What do we mean by “the Internet”? The Internet is not a single entity. When we ask about the effect of the Internet, are we talking about social media? Overall screen time? Online video games? And how are teens using the Internet: to communicate? To learn new information? To avoid paying attention in class? And are we talking web sites or apps, laptops or smartphones? Digital media serves a variety of functions; even an individual tool can be used in many ways. Consider Snapchat, for example: journalists and parents worried that teens would primarily use the ephemeral photo-texting app to send one another explicit photos. Certainly, this is one way that teens (and adults!) can use the tool. But as the app became popular, I noticed teens using it in an unexpected way: to take pictures of themselves making silly faces to send to friends.
In work I’ve done with young college students, we discovered that friends felt more connected when they had a conversation face-to-face compare to online. However, communicating on video-chat also inspired feelings of connectedness; in fact, video chat more closely resembled in-person communication than it did text messaging in terms of the experience of bonding with a close friend. The medium made a big difference!
What is digital media replacing? Another important question to consider is what teens would be doing during the time that they spend digitally connected. Recently, my colleague Yalda blogged about her work looking at the effects of quitting screen time cold turkey during for five days at camp She and her co-authors discovered that the participating tweens significantly improved in their ability to make judgments about others’ emotions. So did the lack of screens improve their socioemotional functioning? I think it’s reasonable to conclude that it was a factor. But it’s also important to consider what screen-time was replaced by: team-building exercises, group activities, outdoor activities, and physical exercise.
So does online communication replace opportunities for in-person communication? Not necessarily. In Mills paper, she cites recent research suggesting that, “time spent online does not displace time spent doing other activities associated with health and well-being,” including sports and clubs.
What are the implications if the Internet does profoundly affect the teen brain? Although the actual evidence is limited, I’m willing to bet that Internet use does affect the brains of children, teens, and adults. If we do anything long enough, our brain is affected—even if at a level that can’t be measured using current imaging technology, which works in notoriously broad strokes. Does this necessarily mean it is bad or dangerous if we document long-term changes in the brain? That isn’t so clear cut.

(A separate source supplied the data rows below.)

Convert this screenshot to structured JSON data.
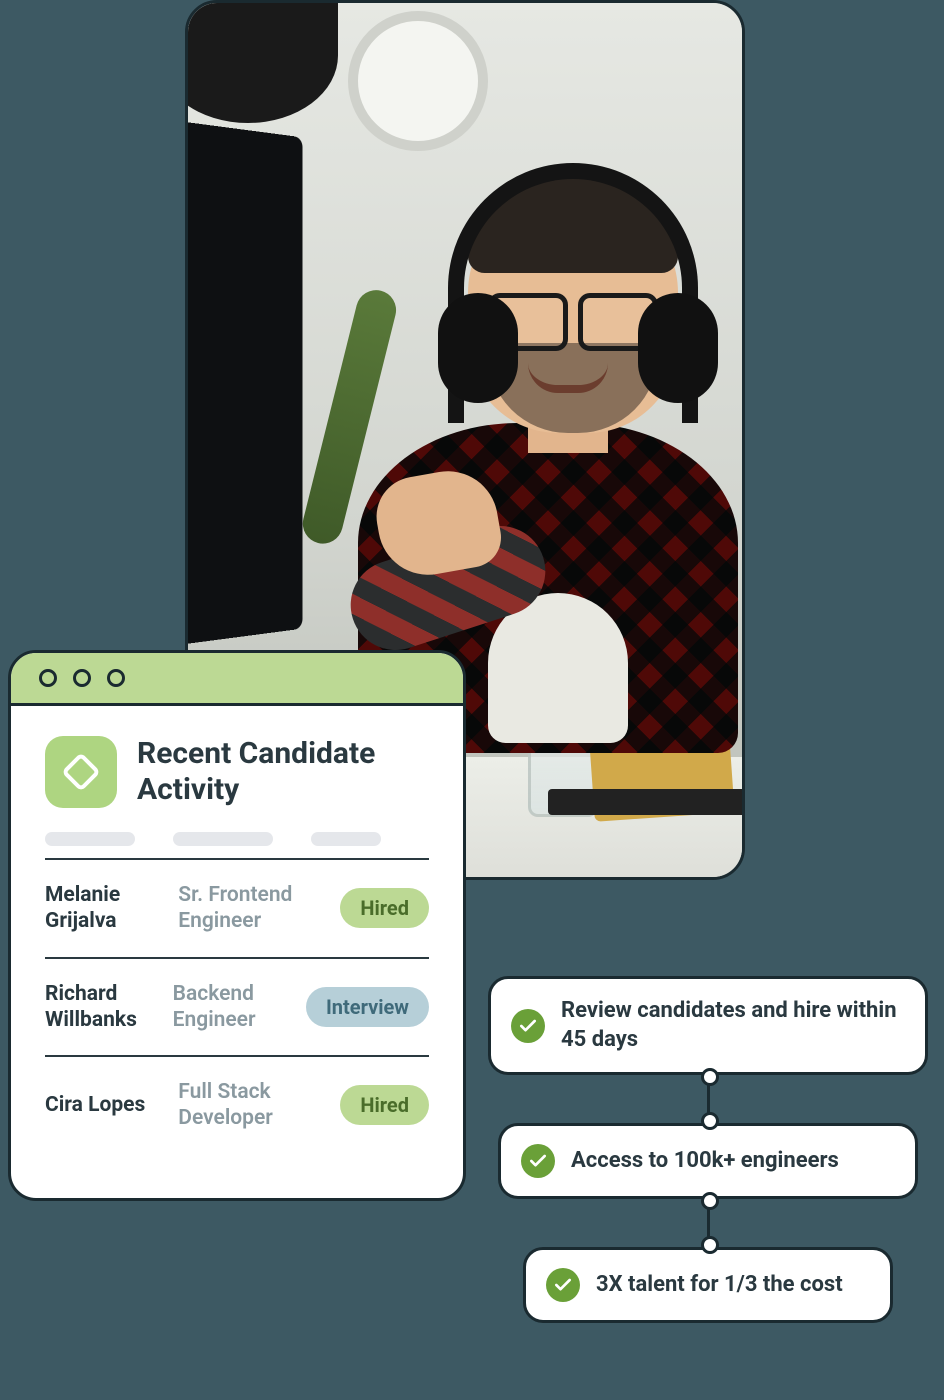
{
  "activity": {
    "title": "Recent Candidate Activity",
    "rows": [
      {
        "name": "Melanie Grijalva",
        "role": "Sr. Frontend Engineer",
        "status": "Hired",
        "status_kind": "hired"
      },
      {
        "name": "Richard Willbanks",
        "role": "Backend Engineer",
        "status": "Interview",
        "status_kind": "interview"
      },
      {
        "name": "Cira Lopes",
        "role": "Full Stack Developer",
        "status": "Hired",
        "status_kind": "hired"
      }
    ]
  },
  "features": [
    "Review candidates and hire within 45 days",
    "Access to 100k+ engineers",
    "3X talent for 1/3 the cost"
  ],
  "colors": {
    "bg": "#3d5963",
    "accent_green": "#aed581",
    "chrome_green": "#bcd994",
    "check_green": "#6aa038",
    "pill_interview": "#b6cfd8",
    "text_dark": "#2a3940",
    "text_muted": "#8a99a0"
  }
}
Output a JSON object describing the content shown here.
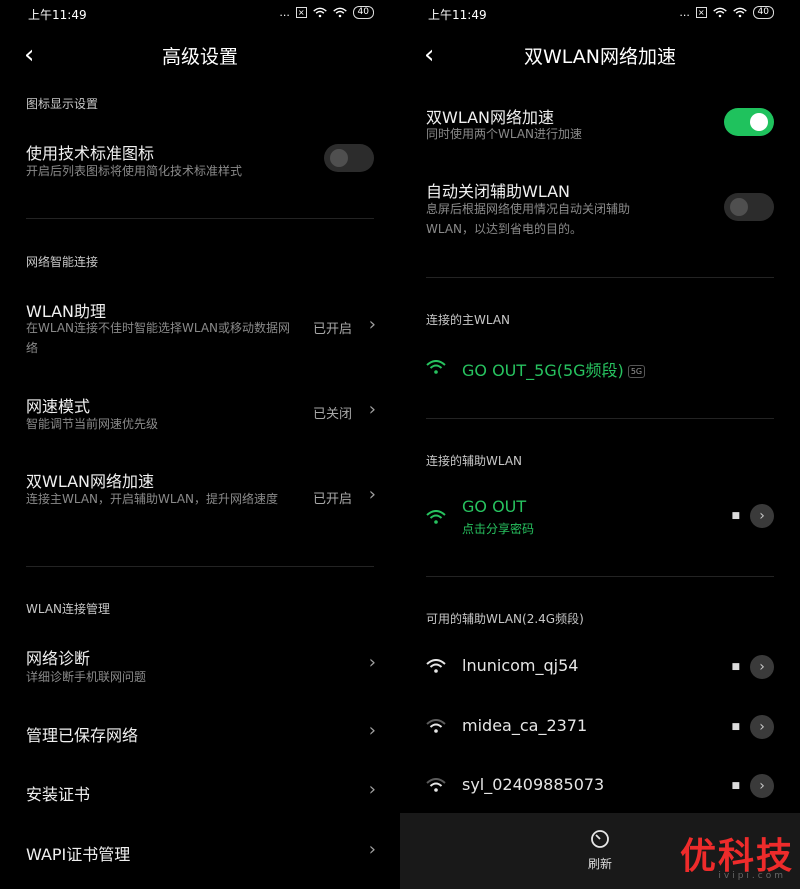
{
  "status_bar": {
    "time": "上午11:49",
    "dots": "...",
    "sim": "×",
    "battery": "40"
  },
  "left": {
    "header": {
      "title": "高级设置"
    },
    "sections": [
      {
        "label": "图标显示设置"
      },
      {
        "label": "网络智能连接"
      },
      {
        "label": "WLAN连接管理"
      }
    ],
    "tech_icons": {
      "title": "使用技术标准图标",
      "subtitle": "开启后列表图标将使用简化技术标准样式",
      "enabled": false
    },
    "wlan_assist": {
      "title": "WLAN助理",
      "subtitle": "在WLAN连接不佳时智能选择WLAN或移动数据网络",
      "status": "已开启"
    },
    "speed_mode": {
      "title": "网速模式",
      "subtitle": "智能调节当前网速优先级",
      "status": "已关闭"
    },
    "dual_wlan": {
      "title": "双WLAN网络加速",
      "subtitle": "连接主WLAN，开启辅助WLAN，提升网络速度",
      "status": "已开启"
    },
    "diagnosis": {
      "title": "网络诊断",
      "subtitle": "详细诊断手机联网问题"
    },
    "saved_networks": {
      "title": "管理已保存网络"
    },
    "install_cert": {
      "title": "安装证书"
    },
    "wapi_cert": {
      "title": "WAPI证书管理"
    }
  },
  "right": {
    "header": {
      "title": "双WLAN网络加速"
    },
    "dual_toggle": {
      "title": "双WLAN网络加速",
      "subtitle": "同时使用两个WLAN进行加速",
      "enabled": true
    },
    "auto_close": {
      "title": "自动关闭辅助WLAN",
      "subtitle": "息屏后根据网络使用情况自动关闭辅助WLAN，以达到省电的目的。",
      "enabled": false
    },
    "primary": {
      "label": "连接的主WLAN",
      "ssid": "GO OUT_5G(5G频段)",
      "band_tag": "5G"
    },
    "secondary": {
      "label": "连接的辅助WLAN",
      "ssid": "GO OUT",
      "action": "点击分享密码"
    },
    "available": {
      "label": "可用的辅助WLAN(2.4G频段)",
      "networks": [
        {
          "ssid": "lnunicom_qj54"
        },
        {
          "ssid": "midea_ca_2371"
        },
        {
          "ssid": "syl_02409885073"
        }
      ]
    },
    "bottom": {
      "refresh_label": "刷新"
    },
    "watermark": {
      "text": "优科技",
      "sub": "ivipi.com"
    }
  },
  "colors": {
    "accent_green": "#27c25f",
    "toggle_on": "#1fc25d",
    "background": "#000000"
  }
}
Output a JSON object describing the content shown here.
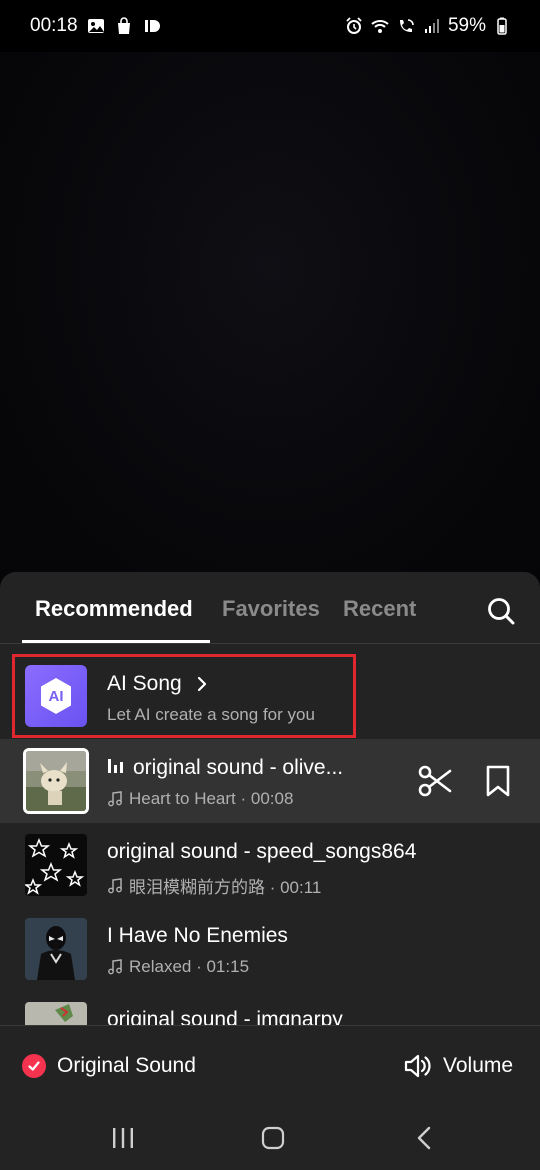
{
  "status": {
    "time": "00:18",
    "battery": "59%",
    "left_icons": [
      "image-icon",
      "shopping-bag-icon",
      "id-icon"
    ],
    "right_icons": [
      "alarm-icon",
      "wifi-icon",
      "wifi-call-icon",
      "signal-icon",
      "battery-icon"
    ]
  },
  "tabs": {
    "recommended": "Recommended",
    "favorites": "Favorites",
    "recent": "Recent",
    "active": "recommended"
  },
  "ai_song": {
    "badge": "AI",
    "title": "AI Song",
    "subtitle": "Let AI create a song for you"
  },
  "songs": [
    {
      "title": "original sound - olive...",
      "meta": "Heart to Heart · 00:08",
      "selected": true
    },
    {
      "title": "original sound - speed_songs864",
      "meta": "眼泪模糊前方的路 · 00:11",
      "selected": false
    },
    {
      "title": "I Have No Enemies",
      "meta": "Relaxed · 01:15",
      "selected": false
    },
    {
      "title": "original sound - imgnarpy",
      "meta": "",
      "selected": false
    }
  ],
  "bottom": {
    "original_sound": "Original Sound",
    "volume": "Volume"
  },
  "colors": {
    "sheet_bg": "#232323",
    "selected_row": "#333333",
    "accent_red": "#f5334f",
    "highlight_box": "#e0262e",
    "ai_purple": "#7a5ff5"
  }
}
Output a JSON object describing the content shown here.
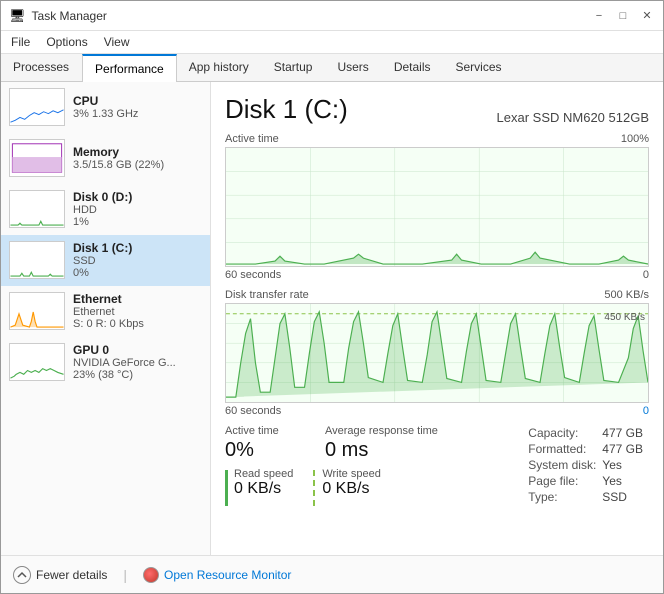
{
  "window": {
    "title": "Task Manager",
    "icon": "⚙"
  },
  "menu": {
    "items": [
      "File",
      "Options",
      "View"
    ]
  },
  "tabs": [
    {
      "id": "processes",
      "label": "Processes"
    },
    {
      "id": "performance",
      "label": "Performance",
      "active": true
    },
    {
      "id": "app-history",
      "label": "App history"
    },
    {
      "id": "startup",
      "label": "Startup"
    },
    {
      "id": "users",
      "label": "Users"
    },
    {
      "id": "details",
      "label": "Details"
    },
    {
      "id": "services",
      "label": "Services"
    }
  ],
  "sidebar": {
    "items": [
      {
        "id": "cpu",
        "name": "CPU",
        "sub1": "3% 1.33 GHz",
        "sub2": "",
        "active": false
      },
      {
        "id": "memory",
        "name": "Memory",
        "sub1": "3.5/15.8 GB (22%)",
        "sub2": "",
        "active": false
      },
      {
        "id": "disk0",
        "name": "Disk 0 (D:)",
        "sub1": "HDD",
        "sub2": "1%",
        "active": false
      },
      {
        "id": "disk1",
        "name": "Disk 1 (C:)",
        "sub1": "SSD",
        "sub2": "0%",
        "active": true
      },
      {
        "id": "ethernet",
        "name": "Ethernet",
        "sub1": "Ethernet",
        "sub2": "S: 0 R: 0 Kbps",
        "active": false
      },
      {
        "id": "gpu0",
        "name": "GPU 0",
        "sub1": "NVIDIA GeForce G...",
        "sub2": "23% (38 °C)",
        "active": false
      }
    ]
  },
  "main": {
    "disk_title": "Disk 1 (C:)",
    "disk_model": "Lexar SSD NM620 512GB",
    "chart1": {
      "label": "Active time",
      "max": "100%",
      "x_min": "60 seconds",
      "x_max": "0"
    },
    "chart2": {
      "label": "Disk transfer rate",
      "max": "500 KB/s",
      "secondary_label": "450 KB/s",
      "x_min": "60 seconds",
      "x_max": "0"
    },
    "active_time_label": "Active time",
    "active_time_value": "0%",
    "avg_response_label": "Average response time",
    "avg_response_value": "0 ms",
    "read_speed_label": "Read speed",
    "read_speed_value": "0 KB/s",
    "write_speed_label": "Write speed",
    "write_speed_value": "0 KB/s",
    "right_stats": {
      "capacity_label": "Capacity:",
      "capacity_value": "477 GB",
      "formatted_label": "Formatted:",
      "formatted_value": "477 GB",
      "system_disk_label": "System disk:",
      "system_disk_value": "Yes",
      "page_file_label": "Page file:",
      "page_file_value": "Yes",
      "type_label": "Type:",
      "type_value": "SSD"
    }
  },
  "bottom": {
    "fewer_details": "Fewer details",
    "open_resource_monitor": "Open Resource Monitor"
  }
}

Which leads me to a final question: Does the rise of digital technology mean the end of civilization as we know it? In all seriousness, though, when it comes to these sorts of fears about change and the kids these days, we’ve been here before. As Mills notes in her article, Plato and Socrates were busy tut-tutting about the crazy youths and their new-fangled ideas about writing stuff down. This doesn’t mean that all teens will face the coming years unscathed—some will face video game or porn addiction, or feel a tugging emptiness in their social connections. And most of them will ignore their parents at least a few times in favor of a more enticing Snapchat or the newest Kim Kardashian app update. But does neuroscience and psychology research suggest that the Internet is ruining their brains? As Mills demonstrate, the jury is still very much out. I do have a sneaking suspicion, however, that the kids are going to be all right.